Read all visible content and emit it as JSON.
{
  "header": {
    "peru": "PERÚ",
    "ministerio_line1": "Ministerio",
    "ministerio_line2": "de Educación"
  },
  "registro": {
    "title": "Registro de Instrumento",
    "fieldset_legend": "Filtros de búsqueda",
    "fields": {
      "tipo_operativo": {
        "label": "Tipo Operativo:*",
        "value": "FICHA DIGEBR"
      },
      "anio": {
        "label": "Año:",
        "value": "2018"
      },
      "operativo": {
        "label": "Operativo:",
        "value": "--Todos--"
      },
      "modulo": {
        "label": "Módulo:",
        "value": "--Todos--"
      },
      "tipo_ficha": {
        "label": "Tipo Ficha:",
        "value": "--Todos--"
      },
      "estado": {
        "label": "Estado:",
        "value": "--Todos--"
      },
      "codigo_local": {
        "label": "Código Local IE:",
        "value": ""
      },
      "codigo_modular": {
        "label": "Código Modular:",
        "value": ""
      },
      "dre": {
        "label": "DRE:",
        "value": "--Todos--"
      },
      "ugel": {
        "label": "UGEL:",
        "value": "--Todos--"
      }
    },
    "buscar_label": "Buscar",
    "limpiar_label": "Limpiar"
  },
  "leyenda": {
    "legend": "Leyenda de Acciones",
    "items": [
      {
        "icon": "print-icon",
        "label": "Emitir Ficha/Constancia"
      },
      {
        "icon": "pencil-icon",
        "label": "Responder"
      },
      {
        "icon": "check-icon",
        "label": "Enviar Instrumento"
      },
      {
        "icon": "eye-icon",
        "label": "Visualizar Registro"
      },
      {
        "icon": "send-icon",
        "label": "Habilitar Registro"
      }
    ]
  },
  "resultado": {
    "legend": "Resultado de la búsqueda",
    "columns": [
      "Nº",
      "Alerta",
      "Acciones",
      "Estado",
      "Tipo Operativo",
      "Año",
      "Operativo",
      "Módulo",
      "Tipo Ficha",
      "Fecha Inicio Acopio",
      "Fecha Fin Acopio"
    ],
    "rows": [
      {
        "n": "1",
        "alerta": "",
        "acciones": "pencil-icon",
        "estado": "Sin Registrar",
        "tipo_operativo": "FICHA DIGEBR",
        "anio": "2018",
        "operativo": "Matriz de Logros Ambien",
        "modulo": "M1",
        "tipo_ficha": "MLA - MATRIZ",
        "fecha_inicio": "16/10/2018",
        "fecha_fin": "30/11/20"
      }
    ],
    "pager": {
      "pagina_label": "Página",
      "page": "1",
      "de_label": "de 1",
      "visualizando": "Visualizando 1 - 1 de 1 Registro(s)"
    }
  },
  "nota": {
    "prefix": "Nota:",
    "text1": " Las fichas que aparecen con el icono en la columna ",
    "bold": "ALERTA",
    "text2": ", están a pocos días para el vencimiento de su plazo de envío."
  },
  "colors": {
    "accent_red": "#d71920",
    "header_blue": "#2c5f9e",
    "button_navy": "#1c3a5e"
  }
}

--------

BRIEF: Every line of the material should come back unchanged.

WRITTEN SOLUTION:
Read all visible content and emit it as JSON.
{
  "header": {
    "peru": "PERÚ",
    "ministerio_line1": "Ministerio",
    "ministerio_line2": "de Educación"
  },
  "registro": {
    "title": "Registro de Instrumento",
    "fieldset_legend": "Filtros de búsqueda",
    "fields": {
      "tipo_operativo": {
        "label": "Tipo Operativo:*",
        "value": "FICHA DIGEBR"
      },
      "anio": {
        "label": "Año:",
        "value": "2018"
      },
      "operativo": {
        "label": "Operativo:",
        "value": "--Todos--"
      },
      "modulo": {
        "label": "Módulo:",
        "value": "--Todos--"
      },
      "tipo_ficha": {
        "label": "Tipo Ficha:",
        "value": "--Todos--"
      },
      "estado": {
        "label": "Estado:",
        "value": "--Todos--"
      },
      "codigo_local": {
        "label": "Código Local IE:",
        "value": ""
      },
      "codigo_modular": {
        "label": "Código Modular:",
        "value": ""
      },
      "dre": {
        "label": "DRE:",
        "value": "--Todos--"
      },
      "ugel": {
        "label": "UGEL:",
        "value": "--Todos--"
      }
    },
    "buscar_label": "Buscar",
    "limpiar_label": "Limpiar"
  },
  "leyenda": {
    "legend": "Leyenda de Acciones",
    "items": [
      {
        "icon": "print-icon",
        "label": "Emitir Ficha/Constancia"
      },
      {
        "icon": "pencil-icon",
        "label": "Responder"
      },
      {
        "icon": "check-icon",
        "label": "Enviar Instrumento"
      },
      {
        "icon": "eye-icon",
        "label": "Visualizar Registro"
      },
      {
        "icon": "send-icon",
        "label": "Habilitar Registro"
      }
    ]
  },
  "resultado": {
    "legend": "Resultado de la búsqueda",
    "columns": [
      "Nº",
      "Alerta",
      "Acciones",
      "Estado",
      "Tipo Operativo",
      "Año",
      "Operativo",
      "Módulo",
      "Tipo Ficha",
      "Fecha Inicio Acopio",
      "Fecha Fin Acopio"
    ],
    "rows": [
      {
        "n": "1",
        "alerta": "",
        "acciones": "pencil-icon",
        "estado": "Sin Registrar",
        "tipo_operativo": "FICHA DIGEBR",
        "anio": "2018",
        "operativo": "Matriz de Logros Ambien",
        "modulo": "M1",
        "tipo_ficha": "MLA - MATRIZ",
        "fecha_inicio": "16/10/2018",
        "fecha_fin": "30/11/20"
      }
    ],
    "pager": {
      "pagina_label": "Página",
      "page": "1",
      "de_label": "de 1",
      "visualizando": "Visualizando 1 - 1 de 1 Registro(s)"
    }
  },
  "nota": {
    "prefix": "Nota:",
    "text1": " Las fichas que aparecen con el icono en la columna ",
    "bold": "ALERTA",
    "text2": ", están a pocos días para el vencimiento de su plazo de envío."
  },
  "colors": {
    "accent_red": "#d71920",
    "header_blue": "#2c5f9e",
    "button_navy": "#1c3a5e"
  }
}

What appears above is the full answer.